Liar. Cheater. Manipulator. Loser. Selfish. Waste of talent. Hothead. Unpredictable.
What name hasn’t former Tar Heel Rashad McCants been called? Speaking with him, you can see the wear of the past 15 years in his body language and the sincerity in his voice is evident; indications in previous years that told you where his head was and whether or not to approach him.
It takes a lot for someone like McCants, who is boasted as prideful and selfish, to admit to the wrongdoings of his past mistakes and take responsibility for previous actions; not locking-in during the 2005 championship run and not being the team player he could’ve been are just a few of the examples he listed.
In 2014, McCants made crucial and damning allegations against North Carolina. McCants came forth with his ‘truth’ regarding his education at the university and ‘paper classes.’ He stated numerous times that tutors did his homework, taking “paper classes,” and concluded that head coach Roy Williams knew all about it,
“The question is, what are we talking about, honestly. I mean I have a check being written to me from the University of North Carolina for over $10 million due to the exploitation of me as a player and the lack of education that I received,” McCants revealed, “The NCAA has a check for me for over $300 million to help me facilitate these sports education programs across the country. These are things that are in the works.
The university denied these allegations and directed McCants to speak with Kenneth Wainstein regarding his education at UNC.
In those six years, McCants said there were no words to describe his isolation—lonely doesn’t even suffice as a description, but it was during that time he began to recognize the actions that caused pain for those he looked up to the most, his teammates. In this exclusive conversation, McCants opens up about his choices in the past, the teammates he blindsided, the forgiveness he’s seeking, and, most importantly, the letter he left for the program during the 2020 ACC Tournament.
The North Carolina native is specific about differentiating an apology and forgiveness. McCants doesn’t apologize for what he did, but he acknowledges that leading with his feelings and a heart of revenge wasn’t the way to succeed in defeating something bigger than North Carolina.
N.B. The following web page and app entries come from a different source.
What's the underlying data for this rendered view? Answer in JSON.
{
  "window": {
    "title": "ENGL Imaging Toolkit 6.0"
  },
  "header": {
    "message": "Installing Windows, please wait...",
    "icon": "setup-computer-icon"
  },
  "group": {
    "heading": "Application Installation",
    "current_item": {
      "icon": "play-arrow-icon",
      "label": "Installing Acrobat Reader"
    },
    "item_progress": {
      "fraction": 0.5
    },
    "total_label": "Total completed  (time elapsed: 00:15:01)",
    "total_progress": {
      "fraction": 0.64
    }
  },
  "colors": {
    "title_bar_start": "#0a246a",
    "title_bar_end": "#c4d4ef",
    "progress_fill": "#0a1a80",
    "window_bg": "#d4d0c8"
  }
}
For him, It wasn’t about derailing UNC but advocating for student-athletes to have the support they’re seeking now—a safe place to be themselves, programs held accountably, and coaches pushing for more than a banner. He realizes that in his anger, the message got lost, and with that recognition, he’s asking for forgiveness.
Understandably, the anger with McCants is warranted from every former teammate, player, missed recruiting opportunity, lifelong fan and most importantly, Roy Williams, but maybe your stance will change, a little, after this video.
Being a fan again will probably take some time, and it should (if ever). The betrayal doesn’t erase overnight, but maybe seeing that No. 32 in the rafters will hurt a little less.
2009 NCAA Champion and former Tar Heel Justin Watts narrates the practice after losing to …